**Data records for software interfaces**
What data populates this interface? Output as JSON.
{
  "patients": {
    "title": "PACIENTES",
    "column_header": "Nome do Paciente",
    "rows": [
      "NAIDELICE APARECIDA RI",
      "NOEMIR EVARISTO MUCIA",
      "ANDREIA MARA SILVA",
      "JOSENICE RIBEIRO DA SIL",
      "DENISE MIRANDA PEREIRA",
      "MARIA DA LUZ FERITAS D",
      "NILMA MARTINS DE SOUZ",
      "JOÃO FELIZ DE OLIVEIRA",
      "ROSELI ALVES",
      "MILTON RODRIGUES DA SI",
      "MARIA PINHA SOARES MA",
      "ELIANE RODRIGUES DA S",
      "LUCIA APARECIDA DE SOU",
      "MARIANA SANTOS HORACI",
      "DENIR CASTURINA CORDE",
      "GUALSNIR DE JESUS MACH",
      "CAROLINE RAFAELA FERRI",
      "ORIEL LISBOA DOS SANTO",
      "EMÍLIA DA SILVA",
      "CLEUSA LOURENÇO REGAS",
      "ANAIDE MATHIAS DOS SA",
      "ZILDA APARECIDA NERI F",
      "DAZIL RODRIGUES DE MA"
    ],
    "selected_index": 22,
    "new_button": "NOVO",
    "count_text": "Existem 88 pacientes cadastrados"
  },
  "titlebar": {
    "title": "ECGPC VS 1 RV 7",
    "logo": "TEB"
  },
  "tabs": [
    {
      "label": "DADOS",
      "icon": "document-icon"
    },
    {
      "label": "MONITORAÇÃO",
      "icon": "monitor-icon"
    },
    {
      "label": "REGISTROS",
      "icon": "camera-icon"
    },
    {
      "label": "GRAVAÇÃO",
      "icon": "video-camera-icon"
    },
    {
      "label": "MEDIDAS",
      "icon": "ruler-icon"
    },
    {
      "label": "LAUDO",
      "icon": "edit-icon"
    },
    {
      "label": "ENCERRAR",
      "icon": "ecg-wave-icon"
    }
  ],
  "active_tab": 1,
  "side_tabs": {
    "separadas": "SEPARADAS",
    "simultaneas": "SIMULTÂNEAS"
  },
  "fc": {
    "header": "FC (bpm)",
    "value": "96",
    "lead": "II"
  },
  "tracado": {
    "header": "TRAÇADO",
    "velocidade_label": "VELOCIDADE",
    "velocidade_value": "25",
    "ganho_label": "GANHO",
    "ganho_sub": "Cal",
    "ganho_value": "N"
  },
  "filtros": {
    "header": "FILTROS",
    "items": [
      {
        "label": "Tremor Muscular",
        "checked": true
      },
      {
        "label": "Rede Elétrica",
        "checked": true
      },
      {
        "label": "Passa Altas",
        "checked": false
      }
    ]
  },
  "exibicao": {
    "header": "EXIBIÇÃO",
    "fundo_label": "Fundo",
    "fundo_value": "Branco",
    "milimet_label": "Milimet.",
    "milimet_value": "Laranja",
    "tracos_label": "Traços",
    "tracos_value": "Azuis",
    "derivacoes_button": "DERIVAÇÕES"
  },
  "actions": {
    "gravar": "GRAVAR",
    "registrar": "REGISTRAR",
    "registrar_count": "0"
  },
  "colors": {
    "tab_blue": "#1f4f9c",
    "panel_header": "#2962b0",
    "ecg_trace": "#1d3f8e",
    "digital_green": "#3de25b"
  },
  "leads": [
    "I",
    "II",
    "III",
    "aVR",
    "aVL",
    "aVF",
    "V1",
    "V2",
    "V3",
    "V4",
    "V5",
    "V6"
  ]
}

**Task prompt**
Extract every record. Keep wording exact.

**Written solution**
What data populates this interface? Output as JSON.
{
  "patients": {
    "title": "PACIENTES",
    "column_header": "Nome do Paciente",
    "rows": [
      "NAIDELICE APARECIDA RI",
      "NOEMIR EVARISTO MUCIA",
      "ANDREIA MARA SILVA",
      "JOSENICE RIBEIRO DA SIL",
      "DENISE MIRANDA PEREIRA",
      "MARIA DA LUZ FERITAS D",
      "NILMA MARTINS DE SOUZ",
      "JOÃO FELIZ DE OLIVEIRA",
      "ROSELI ALVES",
      "MILTON RODRIGUES DA SI",
      "MARIA PINHA SOARES MA",
      "ELIANE RODRIGUES DA S",
      "LUCIA APARECIDA DE SOU",
      "MARIANA SANTOS HORACI",
      "DENIR CASTURINA CORDE",
      "GUALSNIR DE JESUS MACH",
      "CAROLINE RAFAELA FERRI",
      "ORIEL LISBOA DOS SANTO",
      "EMÍLIA DA SILVA",
      "CLEUSA LOURENÇO REGAS",
      "ANAIDE MATHIAS DOS SA",
      "ZILDA APARECIDA NERI F",
      "DAZIL RODRIGUES DE MA"
    ],
    "selected_index": 22,
    "new_button": "NOVO",
    "count_text": "Existem 88 pacientes cadastrados"
  },
  "titlebar": {
    "title": "ECGPC VS 1 RV 7",
    "logo": "TEB"
  },
  "tabs": [
    {
      "label": "DADOS",
      "icon": "document-icon"
    },
    {
      "label": "MONITORAÇÃO",
      "icon": "monitor-icon"
    },
    {
      "label": "REGISTROS",
      "icon": "camera-icon"
    },
    {
      "label": "GRAVAÇÃO",
      "icon": "video-camera-icon"
    },
    {
      "label": "MEDIDAS",
      "icon": "ruler-icon"
    },
    {
      "label": "LAUDO",
      "icon": "edit-icon"
    },
    {
      "label": "ENCERRAR",
      "icon": "ecg-wave-icon"
    }
  ],
  "active_tab": 1,
  "side_tabs": {
    "separadas": "SEPARADAS",
    "simultaneas": "SIMULTÂNEAS"
  },
  "fc": {
    "header": "FC (bpm)",
    "value": "96",
    "lead": "II"
  },
  "tracado": {
    "header": "TRAÇADO",
    "velocidade_label": "VELOCIDADE",
    "velocidade_value": "25",
    "ganho_label": "GANHO",
    "ganho_sub": "Cal",
    "ganho_value": "N"
  },
  "filtros": {
    "header": "FILTROS",
    "items": [
      {
        "label": "Tremor Muscular",
        "checked": true
      },
      {
        "label": "Rede Elétrica",
        "checked": true
      },
      {
        "label": "Passa Altas",
        "checked": false
      }
    ]
  },
  "exibicao": {
    "header": "EXIBIÇÃO",
    "fundo_label": "Fundo",
    "fundo_value": "Branco",
    "milimet_label": "Milimet.",
    "milimet_value": "Laranja",
    "tracos_label": "Traços",
    "tracos_value": "Azuis",
    "derivacoes_button": "DERIVAÇÕES"
  },
  "actions": {
    "gravar": "GRAVAR",
    "registrar": "REGISTRAR",
    "registrar_count": "0"
  },
  "colors": {
    "tab_blue": "#1f4f9c",
    "panel_header": "#2962b0",
    "ecg_trace": "#1d3f8e",
    "digital_green": "#3de25b"
  },
  "leads": [
    "I",
    "II",
    "III",
    "aVR",
    "aVL",
    "aVF",
    "V1",
    "V2",
    "V3",
    "V4",
    "V5",
    "V6"
  ]
}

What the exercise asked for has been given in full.